WHAT IS EXPECTED: Extract, from the listing that follows, each line containing the word "RIALZATO".

LISTED ENTRIES:
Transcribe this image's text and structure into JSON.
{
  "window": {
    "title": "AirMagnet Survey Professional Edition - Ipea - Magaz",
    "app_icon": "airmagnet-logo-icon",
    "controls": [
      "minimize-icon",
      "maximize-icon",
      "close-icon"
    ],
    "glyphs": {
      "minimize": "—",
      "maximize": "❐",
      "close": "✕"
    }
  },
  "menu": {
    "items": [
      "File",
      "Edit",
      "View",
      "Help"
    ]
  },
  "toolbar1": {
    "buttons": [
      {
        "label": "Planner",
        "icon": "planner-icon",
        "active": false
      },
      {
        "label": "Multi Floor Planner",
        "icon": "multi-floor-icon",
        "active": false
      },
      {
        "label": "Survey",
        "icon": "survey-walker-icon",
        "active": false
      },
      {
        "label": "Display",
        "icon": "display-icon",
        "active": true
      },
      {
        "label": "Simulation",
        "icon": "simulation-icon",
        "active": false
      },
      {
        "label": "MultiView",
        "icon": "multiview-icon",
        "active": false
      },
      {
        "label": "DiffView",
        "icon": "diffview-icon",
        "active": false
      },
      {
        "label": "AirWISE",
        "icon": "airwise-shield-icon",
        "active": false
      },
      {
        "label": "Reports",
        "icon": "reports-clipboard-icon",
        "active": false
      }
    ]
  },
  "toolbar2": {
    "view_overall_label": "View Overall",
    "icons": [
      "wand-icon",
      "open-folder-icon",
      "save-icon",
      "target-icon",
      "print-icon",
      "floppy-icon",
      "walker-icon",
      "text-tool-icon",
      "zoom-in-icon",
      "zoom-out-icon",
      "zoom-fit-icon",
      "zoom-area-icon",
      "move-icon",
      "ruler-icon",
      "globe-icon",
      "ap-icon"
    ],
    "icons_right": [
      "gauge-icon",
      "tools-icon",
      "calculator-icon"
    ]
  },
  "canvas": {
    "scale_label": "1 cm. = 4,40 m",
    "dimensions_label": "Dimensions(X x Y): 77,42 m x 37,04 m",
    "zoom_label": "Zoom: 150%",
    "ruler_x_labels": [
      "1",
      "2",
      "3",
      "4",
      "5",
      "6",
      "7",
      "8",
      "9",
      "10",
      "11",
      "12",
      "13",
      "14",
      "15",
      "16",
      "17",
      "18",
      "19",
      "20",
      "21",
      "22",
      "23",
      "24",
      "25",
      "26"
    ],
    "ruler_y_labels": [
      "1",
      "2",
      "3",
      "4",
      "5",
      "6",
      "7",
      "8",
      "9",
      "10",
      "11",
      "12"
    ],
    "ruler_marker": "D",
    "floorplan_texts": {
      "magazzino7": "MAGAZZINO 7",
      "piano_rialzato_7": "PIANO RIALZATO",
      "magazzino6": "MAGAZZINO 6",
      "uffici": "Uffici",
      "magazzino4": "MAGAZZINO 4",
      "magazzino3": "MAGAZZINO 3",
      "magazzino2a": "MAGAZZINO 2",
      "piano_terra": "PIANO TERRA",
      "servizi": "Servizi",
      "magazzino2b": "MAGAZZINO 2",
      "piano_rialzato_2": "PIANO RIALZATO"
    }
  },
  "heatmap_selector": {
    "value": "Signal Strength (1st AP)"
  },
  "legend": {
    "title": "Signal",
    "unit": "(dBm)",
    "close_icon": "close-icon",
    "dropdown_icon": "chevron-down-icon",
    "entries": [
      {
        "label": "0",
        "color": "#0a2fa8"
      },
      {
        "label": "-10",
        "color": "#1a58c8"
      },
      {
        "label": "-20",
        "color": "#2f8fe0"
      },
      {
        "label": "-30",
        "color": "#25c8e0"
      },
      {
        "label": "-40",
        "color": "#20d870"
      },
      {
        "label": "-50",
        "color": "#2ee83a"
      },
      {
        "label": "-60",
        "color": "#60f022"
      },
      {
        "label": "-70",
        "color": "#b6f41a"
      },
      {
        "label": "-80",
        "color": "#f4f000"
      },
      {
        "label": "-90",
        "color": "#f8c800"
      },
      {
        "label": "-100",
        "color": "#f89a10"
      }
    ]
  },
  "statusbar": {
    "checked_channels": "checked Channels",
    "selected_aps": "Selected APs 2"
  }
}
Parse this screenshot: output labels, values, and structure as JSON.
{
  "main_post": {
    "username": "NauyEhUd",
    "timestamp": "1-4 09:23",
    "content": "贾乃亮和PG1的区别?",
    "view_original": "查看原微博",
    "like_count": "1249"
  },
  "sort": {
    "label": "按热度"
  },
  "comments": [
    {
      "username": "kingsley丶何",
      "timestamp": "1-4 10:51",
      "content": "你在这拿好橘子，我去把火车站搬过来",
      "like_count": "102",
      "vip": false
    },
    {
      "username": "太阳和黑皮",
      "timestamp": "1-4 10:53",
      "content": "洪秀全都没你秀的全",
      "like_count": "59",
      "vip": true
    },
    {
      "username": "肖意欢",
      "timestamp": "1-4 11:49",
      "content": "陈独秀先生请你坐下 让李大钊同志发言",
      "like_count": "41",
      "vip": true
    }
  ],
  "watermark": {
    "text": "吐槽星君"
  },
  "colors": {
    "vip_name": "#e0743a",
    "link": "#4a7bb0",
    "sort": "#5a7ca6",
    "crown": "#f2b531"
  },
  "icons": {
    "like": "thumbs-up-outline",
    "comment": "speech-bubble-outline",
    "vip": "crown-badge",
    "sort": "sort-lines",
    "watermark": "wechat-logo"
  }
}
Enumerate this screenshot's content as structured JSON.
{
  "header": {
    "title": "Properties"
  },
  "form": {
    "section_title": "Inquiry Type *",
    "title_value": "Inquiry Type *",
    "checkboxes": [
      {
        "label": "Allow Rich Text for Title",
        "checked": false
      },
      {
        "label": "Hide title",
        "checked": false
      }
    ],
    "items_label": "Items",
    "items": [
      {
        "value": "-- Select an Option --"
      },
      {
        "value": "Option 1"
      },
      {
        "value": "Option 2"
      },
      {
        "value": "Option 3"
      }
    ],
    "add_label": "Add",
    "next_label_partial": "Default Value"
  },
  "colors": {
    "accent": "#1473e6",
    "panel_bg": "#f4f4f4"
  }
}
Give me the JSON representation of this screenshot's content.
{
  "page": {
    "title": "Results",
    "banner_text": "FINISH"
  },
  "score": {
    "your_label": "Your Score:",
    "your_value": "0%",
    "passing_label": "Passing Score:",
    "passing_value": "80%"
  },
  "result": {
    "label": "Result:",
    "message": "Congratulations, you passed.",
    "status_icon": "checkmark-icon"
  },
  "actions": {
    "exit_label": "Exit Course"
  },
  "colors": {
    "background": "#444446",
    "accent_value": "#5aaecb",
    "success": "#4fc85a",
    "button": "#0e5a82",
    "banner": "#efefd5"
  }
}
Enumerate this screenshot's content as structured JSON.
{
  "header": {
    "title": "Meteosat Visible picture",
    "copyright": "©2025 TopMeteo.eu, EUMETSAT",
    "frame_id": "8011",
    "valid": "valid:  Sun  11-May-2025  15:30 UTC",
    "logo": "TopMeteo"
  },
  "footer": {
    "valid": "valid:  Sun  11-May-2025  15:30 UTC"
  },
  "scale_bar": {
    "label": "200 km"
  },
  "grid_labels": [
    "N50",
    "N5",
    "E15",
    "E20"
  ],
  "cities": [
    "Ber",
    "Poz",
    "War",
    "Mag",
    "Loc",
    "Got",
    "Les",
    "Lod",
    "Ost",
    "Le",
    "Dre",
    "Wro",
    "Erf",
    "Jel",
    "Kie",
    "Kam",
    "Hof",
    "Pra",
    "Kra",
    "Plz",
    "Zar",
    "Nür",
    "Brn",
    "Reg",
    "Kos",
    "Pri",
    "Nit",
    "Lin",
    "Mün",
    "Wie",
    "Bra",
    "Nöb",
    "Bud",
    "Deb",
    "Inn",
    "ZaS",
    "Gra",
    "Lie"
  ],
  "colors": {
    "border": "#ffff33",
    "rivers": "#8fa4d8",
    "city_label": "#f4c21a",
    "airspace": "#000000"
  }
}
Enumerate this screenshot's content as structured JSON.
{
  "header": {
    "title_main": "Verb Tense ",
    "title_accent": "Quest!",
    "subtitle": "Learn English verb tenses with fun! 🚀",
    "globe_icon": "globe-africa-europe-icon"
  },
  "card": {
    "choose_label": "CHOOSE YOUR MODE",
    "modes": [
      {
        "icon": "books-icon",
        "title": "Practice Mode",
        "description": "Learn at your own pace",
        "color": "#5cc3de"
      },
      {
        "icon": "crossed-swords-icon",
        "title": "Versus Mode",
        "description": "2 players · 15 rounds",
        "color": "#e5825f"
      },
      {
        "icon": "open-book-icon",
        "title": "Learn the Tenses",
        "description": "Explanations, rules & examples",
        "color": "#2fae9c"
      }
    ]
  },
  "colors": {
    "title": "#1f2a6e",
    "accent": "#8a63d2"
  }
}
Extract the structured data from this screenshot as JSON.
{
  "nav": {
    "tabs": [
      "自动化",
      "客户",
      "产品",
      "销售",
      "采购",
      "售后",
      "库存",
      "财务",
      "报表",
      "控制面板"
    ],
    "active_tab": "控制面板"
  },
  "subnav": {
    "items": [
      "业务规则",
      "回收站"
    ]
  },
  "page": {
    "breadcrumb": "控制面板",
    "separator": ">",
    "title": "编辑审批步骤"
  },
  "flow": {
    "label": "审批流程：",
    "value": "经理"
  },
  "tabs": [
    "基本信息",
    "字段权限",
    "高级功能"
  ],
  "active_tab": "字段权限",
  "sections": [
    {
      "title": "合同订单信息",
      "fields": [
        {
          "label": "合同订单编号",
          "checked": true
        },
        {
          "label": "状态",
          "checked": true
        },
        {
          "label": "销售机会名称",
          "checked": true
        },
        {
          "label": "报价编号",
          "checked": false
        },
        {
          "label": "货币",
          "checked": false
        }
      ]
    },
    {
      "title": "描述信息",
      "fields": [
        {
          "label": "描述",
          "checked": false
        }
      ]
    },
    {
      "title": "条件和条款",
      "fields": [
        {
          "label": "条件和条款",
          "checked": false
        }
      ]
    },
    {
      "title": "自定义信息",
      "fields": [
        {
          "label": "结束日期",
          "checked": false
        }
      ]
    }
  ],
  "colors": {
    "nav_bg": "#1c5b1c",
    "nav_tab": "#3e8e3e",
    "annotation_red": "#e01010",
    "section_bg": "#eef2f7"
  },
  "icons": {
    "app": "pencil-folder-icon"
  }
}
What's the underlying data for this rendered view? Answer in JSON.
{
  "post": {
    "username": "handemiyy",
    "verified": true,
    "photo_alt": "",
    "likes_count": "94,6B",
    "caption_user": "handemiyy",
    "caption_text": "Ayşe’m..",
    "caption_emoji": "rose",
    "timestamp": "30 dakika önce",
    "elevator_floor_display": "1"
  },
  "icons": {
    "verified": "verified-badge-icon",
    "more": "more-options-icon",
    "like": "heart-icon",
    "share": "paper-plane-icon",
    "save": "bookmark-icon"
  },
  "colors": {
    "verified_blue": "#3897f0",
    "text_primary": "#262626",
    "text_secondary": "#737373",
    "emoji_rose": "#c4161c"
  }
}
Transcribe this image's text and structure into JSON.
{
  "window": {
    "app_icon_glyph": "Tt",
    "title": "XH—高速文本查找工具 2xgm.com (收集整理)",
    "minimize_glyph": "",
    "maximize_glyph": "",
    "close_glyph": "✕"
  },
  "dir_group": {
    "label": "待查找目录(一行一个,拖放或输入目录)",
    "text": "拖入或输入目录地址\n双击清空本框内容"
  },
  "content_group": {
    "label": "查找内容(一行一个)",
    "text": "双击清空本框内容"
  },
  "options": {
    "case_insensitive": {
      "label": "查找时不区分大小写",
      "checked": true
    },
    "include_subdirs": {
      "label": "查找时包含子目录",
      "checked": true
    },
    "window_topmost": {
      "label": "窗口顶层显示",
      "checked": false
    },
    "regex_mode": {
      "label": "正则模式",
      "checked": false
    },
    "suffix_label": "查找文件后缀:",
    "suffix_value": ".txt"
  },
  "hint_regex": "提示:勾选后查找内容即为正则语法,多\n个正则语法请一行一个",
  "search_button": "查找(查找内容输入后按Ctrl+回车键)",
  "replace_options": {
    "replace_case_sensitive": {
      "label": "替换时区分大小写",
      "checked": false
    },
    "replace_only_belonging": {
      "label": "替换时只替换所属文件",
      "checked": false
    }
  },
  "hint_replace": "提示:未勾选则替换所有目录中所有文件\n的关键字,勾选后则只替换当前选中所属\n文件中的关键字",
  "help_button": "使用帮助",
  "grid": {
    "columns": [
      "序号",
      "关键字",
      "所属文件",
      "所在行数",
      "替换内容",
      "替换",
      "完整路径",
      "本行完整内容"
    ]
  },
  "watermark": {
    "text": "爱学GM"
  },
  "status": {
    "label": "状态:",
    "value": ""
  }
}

OUTPUT:
      "piano_rialzato_7": "PIANO RIALZATO",
      "piano_rialzato_2": "PIANO RIALZATO"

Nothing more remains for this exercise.